■ EXERCISE DESCRIPTION
Could you retype all of the records exactly, leaving out every picture?

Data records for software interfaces
= Beginning of Section =

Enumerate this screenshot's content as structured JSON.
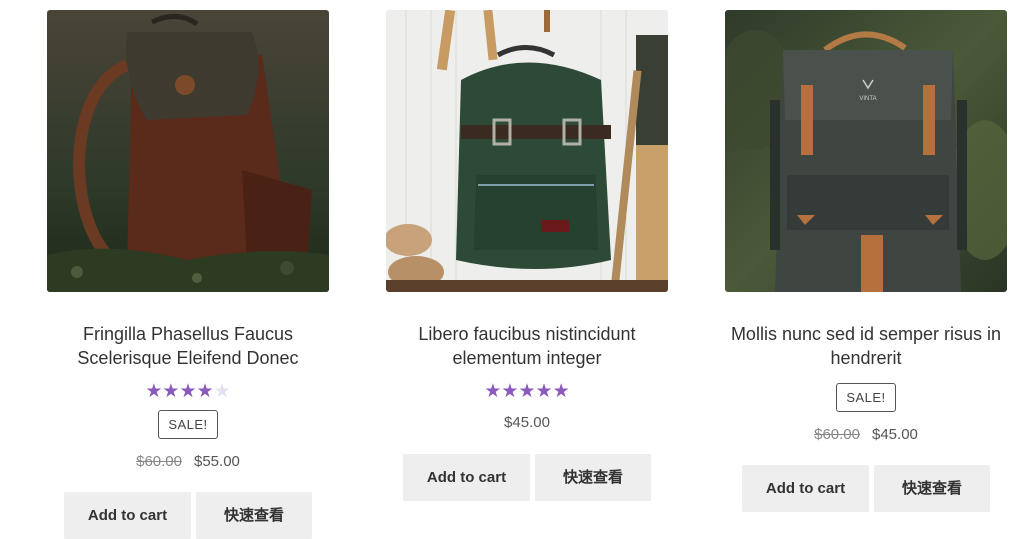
{
  "products": [
    {
      "title": "Fringilla Phasellus Faucus Scelerisque Eleifend Donec",
      "rating": 4,
      "sale_badge": "SALE!",
      "old_price": "$60.00",
      "price": "$55.00",
      "add_to_cart": "Add to cart",
      "quick_view": "快速查看"
    },
    {
      "title": "Libero faucibus nistincidunt elementum integer",
      "rating": 5,
      "price": "$45.00",
      "add_to_cart": "Add to cart",
      "quick_view": "快速查看"
    },
    {
      "title": "Mollis nunc sed id semper risus in hendrerit",
      "sale_badge": "SALE!",
      "old_price": "$60.00",
      "price": "$45.00",
      "add_to_cart": "Add to cart",
      "quick_view": "快速查看"
    }
  ],
  "colors": {
    "star": "#8a5bbd",
    "button_bg": "#eeeeee"
  },
  "image_brand_text": "VINTA"
}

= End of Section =

■ SOLVED EXERCISE
Enumerate this screenshot's content as structured JSON.
{
  "products": [
    {
      "title": "Fringilla Phasellus Faucus Scelerisque Eleifend Donec",
      "rating": 4,
      "sale_badge": "SALE!",
      "old_price": "$60.00",
      "price": "$55.00",
      "add_to_cart": "Add to cart",
      "quick_view": "快速查看"
    },
    {
      "title": "Libero faucibus nistincidunt elementum integer",
      "rating": 5,
      "price": "$45.00",
      "add_to_cart": "Add to cart",
      "quick_view": "快速查看"
    },
    {
      "title": "Mollis nunc sed id semper risus in hendrerit",
      "sale_badge": "SALE!",
      "old_price": "$60.00",
      "price": "$45.00",
      "add_to_cart": "Add to cart",
      "quick_view": "快速查看"
    }
  ],
  "colors": {
    "star": "#8a5bbd",
    "button_bg": "#eeeeee"
  },
  "image_brand_text": "VINTA"
}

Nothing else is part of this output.